Results: Mean total duration of skin-to-skin contact for the 30 newborns during the first 2 hours was 90.4 ± 25.0 minutes; 17 (56.7%) were interrupted at least twice during this time, mainly for neonatal care. The first interruption took place before the first breastfeed in 60% of cases. Mean time before the first breastfeed was 44.6 ± 21.1 minutes. Seven infants did not breastfeed in the first 2 hours (23.3%). The factors linked to this failure were nulliparity, lower umbilical arterial pH at birth, and early interruptions in skin-to-skin contact. Among them, only early interruptions of skin-to-skin contact appear to be modifiable.
Conclusion: In the first 2 hours of life, early interruptions of skin-to-skin contact should be discouraged as they reduce the chances of early breastfeed.
Perrine R, Pierre-Emmanuel Z, Thameur R et al, (2016). Observation of skin-to-skin contact and analysis of factors linked to failure to breastfeed within 2 hours after birth. Breastfeeding Medicine 11(3):126-32.
8. ‘This little piranha’: a qualitative analysis of the language used by health professionals and mothers to describe infant behaviour during breastfeeding.

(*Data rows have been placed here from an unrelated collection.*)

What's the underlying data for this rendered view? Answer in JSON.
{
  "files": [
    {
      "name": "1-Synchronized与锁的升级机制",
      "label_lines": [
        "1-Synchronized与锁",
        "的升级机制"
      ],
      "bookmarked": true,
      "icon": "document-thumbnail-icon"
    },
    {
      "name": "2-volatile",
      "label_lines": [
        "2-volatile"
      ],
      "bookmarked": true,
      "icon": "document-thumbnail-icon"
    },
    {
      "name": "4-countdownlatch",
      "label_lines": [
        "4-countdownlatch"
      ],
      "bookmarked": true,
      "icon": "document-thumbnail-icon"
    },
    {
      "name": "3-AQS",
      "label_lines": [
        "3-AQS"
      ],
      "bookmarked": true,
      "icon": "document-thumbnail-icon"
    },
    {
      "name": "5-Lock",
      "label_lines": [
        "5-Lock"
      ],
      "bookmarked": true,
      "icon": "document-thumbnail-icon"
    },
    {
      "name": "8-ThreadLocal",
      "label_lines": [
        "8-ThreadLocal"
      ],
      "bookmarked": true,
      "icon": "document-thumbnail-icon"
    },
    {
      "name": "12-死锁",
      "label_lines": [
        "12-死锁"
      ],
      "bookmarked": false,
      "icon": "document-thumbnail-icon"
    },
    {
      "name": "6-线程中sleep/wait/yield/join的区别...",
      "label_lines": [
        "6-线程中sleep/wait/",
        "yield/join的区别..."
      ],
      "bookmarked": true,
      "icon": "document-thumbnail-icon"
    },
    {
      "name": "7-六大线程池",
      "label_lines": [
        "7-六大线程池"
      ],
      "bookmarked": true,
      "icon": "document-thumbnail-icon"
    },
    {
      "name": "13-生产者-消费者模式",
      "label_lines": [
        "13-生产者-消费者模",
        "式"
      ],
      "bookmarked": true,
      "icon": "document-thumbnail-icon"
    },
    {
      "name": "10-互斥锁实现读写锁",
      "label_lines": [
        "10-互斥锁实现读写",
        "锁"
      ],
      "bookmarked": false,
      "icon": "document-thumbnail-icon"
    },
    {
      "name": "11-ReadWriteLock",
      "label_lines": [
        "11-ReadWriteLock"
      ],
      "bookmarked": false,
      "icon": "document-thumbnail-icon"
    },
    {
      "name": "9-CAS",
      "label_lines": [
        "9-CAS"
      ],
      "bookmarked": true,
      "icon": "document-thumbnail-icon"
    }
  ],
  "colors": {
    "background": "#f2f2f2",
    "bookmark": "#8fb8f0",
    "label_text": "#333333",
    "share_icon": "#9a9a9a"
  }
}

I’ve saved my favourite til last! I will admit that I am quite partial to studies which teach me something before I’ve even read further than their title, so this one is right up my alley! I don’t think I had previously heard the phrase that the authors have used in the title of this study – or perhaps I had … it can be hard to remember – but it gives one a sense before even starting to read of what the message is going to be. And even though many of us have known for years that our language can affect women’s and families’ experiences, it’s still all too easy to repeat words and phrases that we have picked up from others around us and never had the time or opportunity to question.
Exclusive breastfeeding for the first 6 months of life offers the recommended best start in the life for a newborn baby. Yet, in Australia only a small number of babies receive breast milk exclusively for the first 6 months. Reasons for the introduction of formula milk are multi-factorial including access to appropriate support and the woman’s experience of breastfeeding. The language and practices of health professionals can impact upon how a woman feels about breastfeeding and her breastfeeding body. One aspect of breastfeeding support that has had scarce attention in the literature is the language used by health professionals to describe the behaviour of the breastfeeding infant during the early establishment phase of breastfeeding. This paper reveals some of the ways in which midwives, lactation consultants and breastfeeding women describe the newborn baby during the first week after birth. The study was conducted at two maternity units in New South Wales. Interactions between midwives and breastfeeding women were observed and audio recorded on the post-natal ward and in women’s homes, in the first week after birth. The transcribed data were analysed using discourse analysis searching for recurring words, themes and metaphors used in descriptions of the breastfeeding baby. Repeated negative references to infant personality and unfavourable interpretations of infant behaviour influenced how women perceived their infant. The findings revealed that positive language and interpretations of infant breastfeeding behaviour emerged from more relationship-based communication.
Burns E, Fenwick J, Sheehan A et al (2016). ‘This little piranha’: a qualitative analysis of the language used by health professionals and mothers to describe infant behaviour during breastfeeding. Maternal and Child Nutrition 12(1):111-24.